Medication Compliance Issues
“As we look at these two trials in terms of rates of complication of 1% or less, this is approaching what we do for PFO closure, for left atrial appendage closure,” Gray said in the recap session. “We have achieved a level that I think is commensurate with many of the other things we consider safe in our armamentarium of procedural medicine.”
Both studies required patients to adhere to DAPT for 30 days and thereafter at the discretion of their physician. As the C-GUARDIANS experience shows, however, noncompliant patients are at risk of death.
In the recap session, co-moderator Raghu Kolluri, MD (OhioHealth Heart and Vascular, Columbus, OH), noted that the new NCD for carotid stenting clearly points to the importance of medical therapy.
“So how do we improve medical therapy in these patients? In terms of our clinics, who is prescribing these medications?
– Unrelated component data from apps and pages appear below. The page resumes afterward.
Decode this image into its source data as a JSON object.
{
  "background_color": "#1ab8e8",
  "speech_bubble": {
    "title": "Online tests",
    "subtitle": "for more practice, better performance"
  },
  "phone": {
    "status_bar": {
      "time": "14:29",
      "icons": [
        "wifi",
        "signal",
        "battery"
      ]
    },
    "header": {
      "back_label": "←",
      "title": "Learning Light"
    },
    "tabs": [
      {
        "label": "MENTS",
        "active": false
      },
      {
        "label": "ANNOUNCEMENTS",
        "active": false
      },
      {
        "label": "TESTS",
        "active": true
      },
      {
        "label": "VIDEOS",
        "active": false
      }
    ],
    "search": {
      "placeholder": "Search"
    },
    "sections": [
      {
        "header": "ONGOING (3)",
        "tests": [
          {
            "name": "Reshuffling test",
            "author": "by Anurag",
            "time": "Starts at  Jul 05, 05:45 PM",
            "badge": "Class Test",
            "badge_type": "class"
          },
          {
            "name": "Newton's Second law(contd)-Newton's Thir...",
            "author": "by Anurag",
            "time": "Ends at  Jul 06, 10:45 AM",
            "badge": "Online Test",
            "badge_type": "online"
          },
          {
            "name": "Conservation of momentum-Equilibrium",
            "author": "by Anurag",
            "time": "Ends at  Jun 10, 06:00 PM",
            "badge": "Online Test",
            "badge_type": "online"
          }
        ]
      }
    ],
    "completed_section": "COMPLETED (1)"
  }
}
How often do we have to see them after [carotid stenting]?” he added.
Lyden said in his center they fill the DAPT prescription while the patient is still in the hospital so they go home with it.
Metzger said this is an area where he encourages operators that they must be involved. “It is most important for us to have discussions with the patient's wife, [or] their daughter, and everybody else in the room [to] just absolutely over-drill how important it is, especially in the first month, [that] you take it. I think we just absolutely have to own it,” he said.
Gray WA. A multicenter trial evaluation of the Neuroguard carotid artery stent system with integrated embolic protection: 30-day outcomes of PERFORMANCE II. Presented at: VIVA 2023. November 1, 2023. Las Vegas, NV.
Metzger DC. 30-Day results from the C-Guardians pivotal trial of the CGuard carotid stent system. Presented at: VIVA 2023. November 1, 2023. Las Vegas, NV.
- Gray reports consulting for Alucent Biomedical, Boston Scientific, Edwards Lifesciences, WL Gore, Shockwave Medical, Philips, Medtronic, and Efemoral; and research, clinical trial, or drug study funds from Abbott, Boston Scientific, Edwards Lifesciences, Medtronic, Philips, and Shockwave Medical.
- Metzger reports honoraria from Abbott Vascular and Penumbra; and consulting for Boston Scientific.